“I have a tendency to hold back all of my emotions, and sometimes a failure can cause me to lose my ability to control myself. Since my current work environment is a high-paced one, I had to address this issue. Having worked with a therapist, I have learned how to better process my emotions after setbacks without entering episodes of self-doubt. While I may still become emotional from time to time I’ve learned how to more properly control myself and my reactions when I am faced with failure.”
6. Do You Find It Easy to Meet and Interact With New People?
Some roles require constant interactions with new people — clients, colleagues, and superiors. If you are after such a role, the employer wants to understand how comfortable you are with networking.
Highlight your best interpersonal skills — active listening, expectation management, emotional intelligence — in your reply.
“Yes, I’m an extravert and I thrive from making new connections. Usually, I spend a bit of time researching the person to find some grounds for establishing a rapport. Then go for proactive outreach — chat them up online, schedule a quick virtual meetup or an in-person coffee date.”
7. In Your Opinion, What Kind of a First Impression Do You Usually Make?
This is another somewhat tricky personality interview question. The other person wants to check if you have a healthy view of yourself and are capable of projecting the right image. Select one of your strong suites (e.g. confidence or expertise”). Then build your answer around it.
“I aim to make an impression of a knowledgeable, but approachable technology leader. Someone you can easily talk to about best approaches to neural networks training (if you are a domain pro) and a non-condescending person you feel comfortable asking some AI 101 questions.”
8. How Do You Prefer to Communicate With Others on Your Team?
Communication in the workplace is always one of the most important aspects of work. If you prefer to communicate using only non-vocal lines of communication such as email or text you may appear to be shut in or anxious. If you only enjoy face-to-face meetings in a real-life setting you are likely one who may appear to be rigid or old-fashioned. While it may seem best to be in between what works best really depends on the company you are working for.
“I’m a strong proponent of written communication since it allows me to better think over and structure my thoughts in a way others can understand. Likewise, such docs are easier to circulate, so that everyone has a point of reference. However, I’m always in favor of having extra face-to-face time for brainstorming and planning.”
Even More Sample Personality Questions for an Interview You Can Practice
- What types of activities, sports, or hobbies do you enjoy outside of work?
- If you could change one thing about yourself what would it be?
- How do you usually build rapport with other people on your team?
- What characteristics define your leadership style as a manager?
- How do you typically handle constructive criticisms or negative feedback?
- What makes you feel passionate about [your industry]?
Final Thoughts: How to Answer Personality Interview Questions?
To give the best answer to any personality-related interview question thrown at you, use this quick framework:
- Always be genuine with your answers. Recruiters are good psychologists and will easily figure out when you are overly embellishing your personality or deliberately trying to hide some of your weaker suits.
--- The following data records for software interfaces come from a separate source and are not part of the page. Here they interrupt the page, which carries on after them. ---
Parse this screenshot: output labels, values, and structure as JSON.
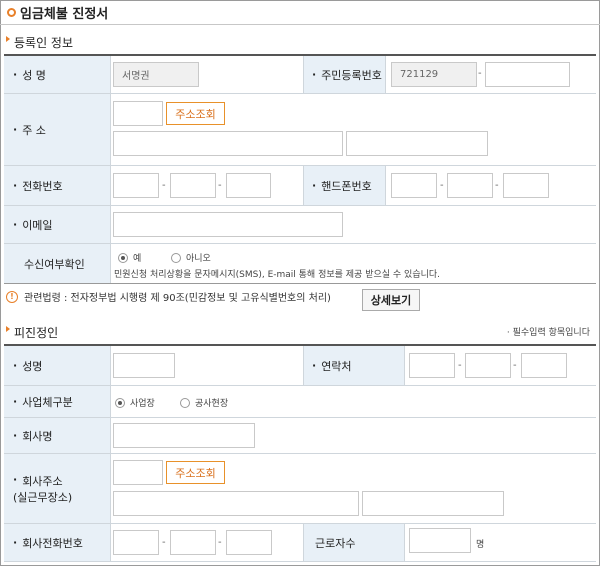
{
  "page_title": "임금체불 진정서",
  "sections": {
    "registrant": "등록인 정보",
    "respondent": "피진정인"
  },
  "registrant": {
    "name_label": "성 명",
    "name_value": "서명권",
    "rrn_label": "주민등록번호",
    "rrn_front": "721129",
    "rrn_back": "",
    "address_label": "주 소",
    "address_search_button": "주소조회",
    "phone_label": "전화번호",
    "mobile_label": "핸드폰번호",
    "email_label": "이메일",
    "consent_label": "수신여부확인",
    "consent_yes": "예",
    "consent_no": "아니오",
    "consent_selected": "예",
    "consent_notice": "민원신청 처리상황을 문자메시지(SMS), E-mail 통해 정보를 제공 받으실 수 있습니다."
  },
  "law": {
    "text": "관련법령 : 전자정부법 시행령 제 90조(민감정보 및 고유식별번호의 처리)",
    "detail_button": "상세보기"
  },
  "respondent": {
    "required_note": "· 필수입력 항목입니다",
    "name_label": "성명",
    "contact_label": "연락처",
    "business_type_label": "사업체구분",
    "business_option_1": "사업장",
    "business_option_2": "공사현장",
    "business_selected": "사업장",
    "company_label": "회사명",
    "company_address_label_1": "회사주소",
    "company_address_label_2": "(실근무장소)",
    "address_search_button": "주소조회",
    "company_phone_label": "회사전화번호",
    "workers_label": "근로자수",
    "workers_unit": "명"
  },
  "separator": "-"
}
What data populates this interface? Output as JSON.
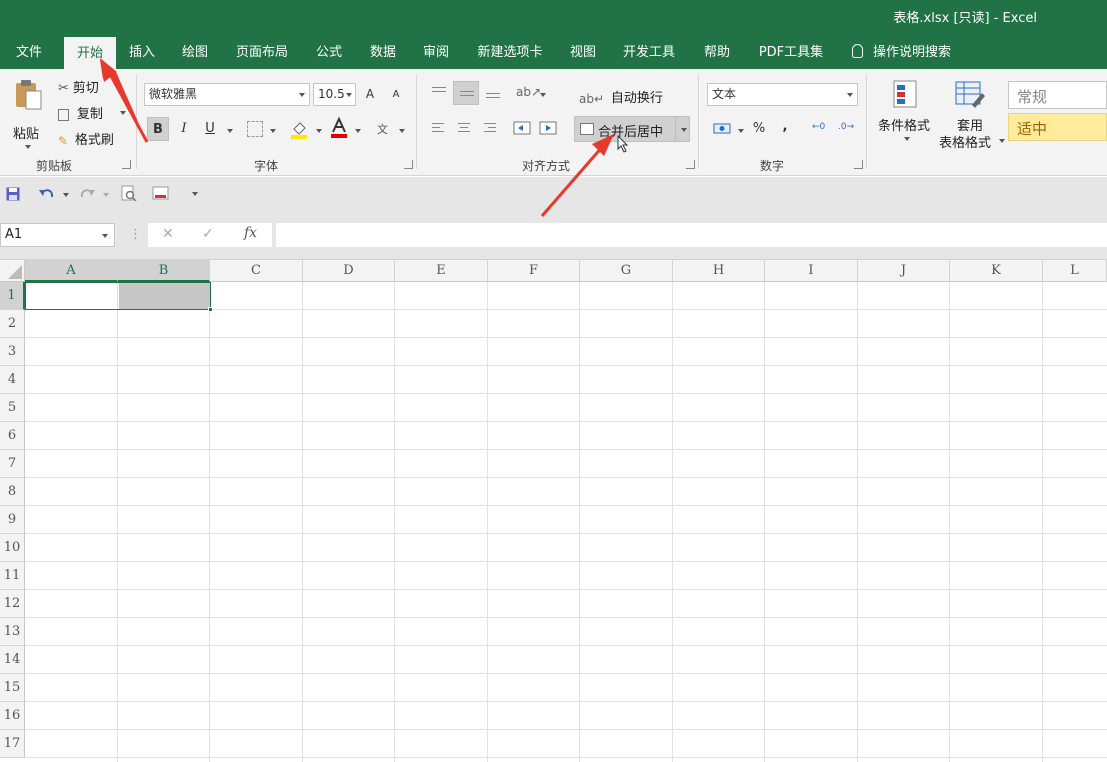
{
  "window": {
    "title": "表格.xlsx  [只读]  -  Excel"
  },
  "tabs": [
    "文件",
    "开始",
    "插入",
    "绘图",
    "页面布局",
    "公式",
    "数据",
    "审阅",
    "新建选项卡",
    "视图",
    "开发工具",
    "帮助",
    "PDF工具集"
  ],
  "active_tab": "开始",
  "tell_me": "操作说明搜索",
  "clipboard": {
    "paste": "粘贴",
    "cut": "剪切",
    "copy": "复制",
    "format_painter": "格式刷",
    "label": "剪贴板"
  },
  "font": {
    "name": "微软雅黑",
    "size": "10.5",
    "bold": "B",
    "italic": "I",
    "underline": "U",
    "grow": "A",
    "shrink": "A",
    "label": "字体"
  },
  "alignment": {
    "wrap_text": "自动换行",
    "merge_center": "合并后居中",
    "label": "对齐方式"
  },
  "number": {
    "format": "文本",
    "percent": "%",
    "comma": ",",
    "label": "数字"
  },
  "styles": {
    "conditional": "条件格式",
    "table_format_line1": "套用",
    "table_format_line2": "表格格式",
    "normal": "常规",
    "neutral": "适中"
  },
  "formula_bar": {
    "name_box": "A1",
    "fx": "fx",
    "value": ""
  },
  "columns": [
    "A",
    "B",
    "C",
    "D",
    "E",
    "F",
    "G",
    "H",
    "I",
    "J",
    "K",
    "L"
  ],
  "rows": [
    "1",
    "2",
    "3",
    "4",
    "5",
    "6",
    "7",
    "8",
    "9",
    "10",
    "11",
    "12",
    "13",
    "14",
    "15",
    "16",
    "17"
  ],
  "colors": {
    "excel_green": "#217346",
    "arrow_red": "#e8392d"
  }
}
- Show your passion for the profession. Use your enthusiasm for the role and deep interest in the industry to strengthen some of your personal qualities. For example, say that you chose “financial analysis because you’re naturally organized and meticulous.”
- Appear confident. Few employers want to deal with your low self-esteem issues. So don’t let your inner saboteur take the lead during the job interview.
Ultimately, you shouldn’t get too caught up in rehearsing your personality-based interview questions. Think about your stronger suits, acknowledge your weaknesses — and get prepared to show the employer what an awesome human being you are!